By: Kitbasha Jay
On Monday we built some scenic bases for our 40k or AoS armies. Today I’m going to show you some simple painting techniques. We’re going to take cork and sand and turn it into some awesome looking rocky bases.
As a primer and basecoat I always start with a “Burnt Umber” colour. In this case I’m using Rust-oleum Painter’s Touch Satin Espresso. I purchased a large can of it specifically for terrain projects. The first step is getting them covered with the rust paint. Just like the PVA glue in Monday’s blog, make sure to paint both the tops and bottoms of your bases to ensure that it doesn’t warp. It might still warp a little but this technique will ensure that it is minimized.
Leave this stuff overnight to dry. It probably only takes a few hours but I like to do stuff like this before bed so that it gets a chance to dry and harden overnight. Once we have a good layer of rust paint on the bases we can really begin painting.
The first colour we’re going to use is Dawnstone. I take a standard brush and with an overbrush technique, paint all of the cork areas that didn’t get covered with sand. This is basically the area around the rim of each cork layer. Also paint any areas on the flat areas on top that didn’t get sand.
Next we’re going to paint the flat sand areas. For this I use Mornfang Brown. With a heavy dry brush go over all of the areas that have sand on them. This will bring up the brown another layer before we add the final highlight. You can use any medium brown colour for this step. I like Mornfang. You could also use Baneblade Brown or Snakebite Leather or something in that range. It totally depends on what colour palette you like.
The final step is probably predictable if you regularly follow my Terrain Tutorials. We’re going to do a very light drybrush of Ushabti Bone on the entire base. This unites all the colours and completes the base with a nice bright highlight. It’s this step that really makes the base pop.
Pro Tip: Make sure that when you’re at this stage you do a really light drybrush. It’s better to go on too light and have to go over it again than go on too heavy at first and ruin your previous steps.
Finally we’re going to add some static grass into the mix. For these bases I chose a desert grass. The only motivation for this was that I have an abundance of it and rarely use it. In fact, I didn’t originally plan to make these desert bases. If I had I would have used different colours for the rocks. But this will look absolutely amazing anyway and it’s the easiest way I can recommend you paint bases and still have them look awesome.
Pro Tip: Use the static grass to cover any mistakes or areas of the base that you’re not really happy with. Any spots that got too heavy of a drybrush or lack of one. Also cover any areas where the original colour of the sand might still be showing through.
I hope you all enjoyed this little project for this week. I’d love to see what you guys produce as a result of reading this week’s articles. Also I’d love to hear other techniques that people employ when making scenic bases for their models.

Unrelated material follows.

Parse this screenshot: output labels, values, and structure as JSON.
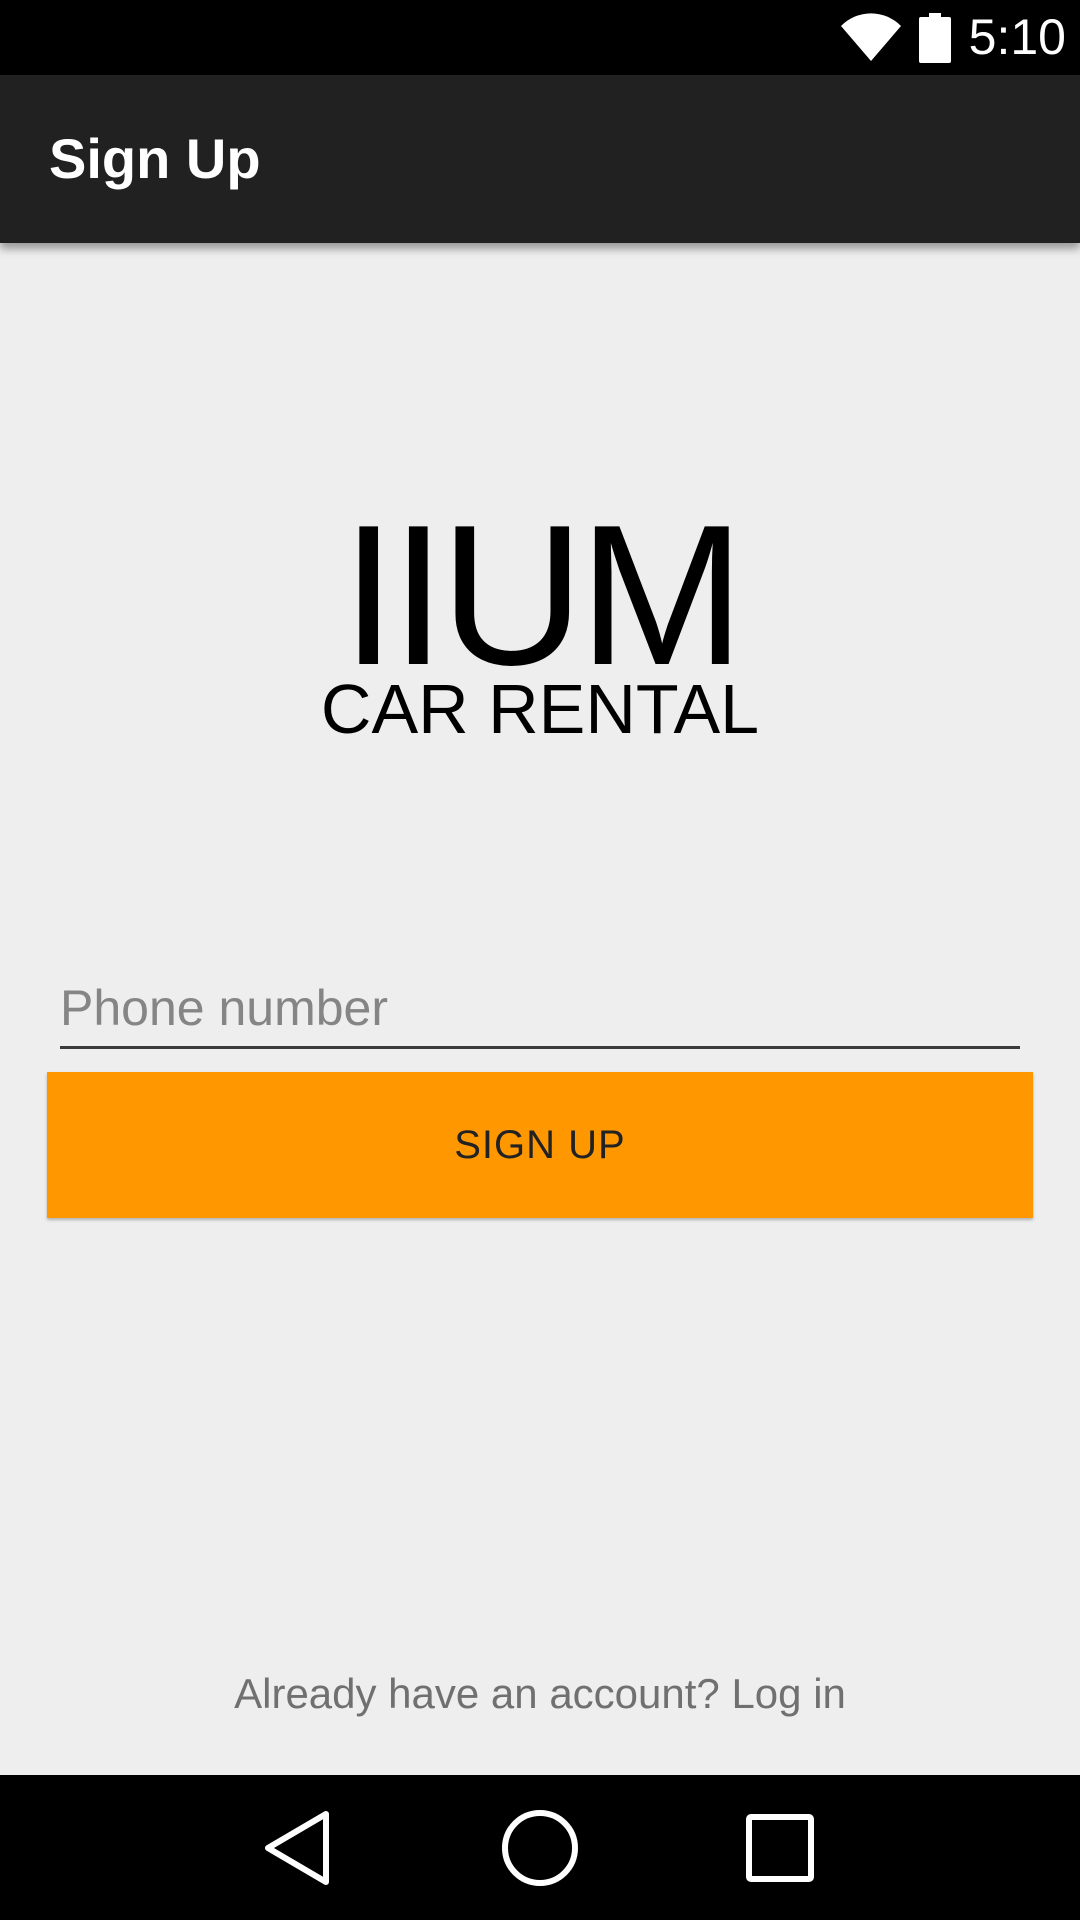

This was my cheap and quick way of basing a large number of models with scenic bases. It took some time but the entire bunch more or less cost me about $5. So make yourself some sweet scenic bases. You won’t have to break the bank.
Until our next Encounter!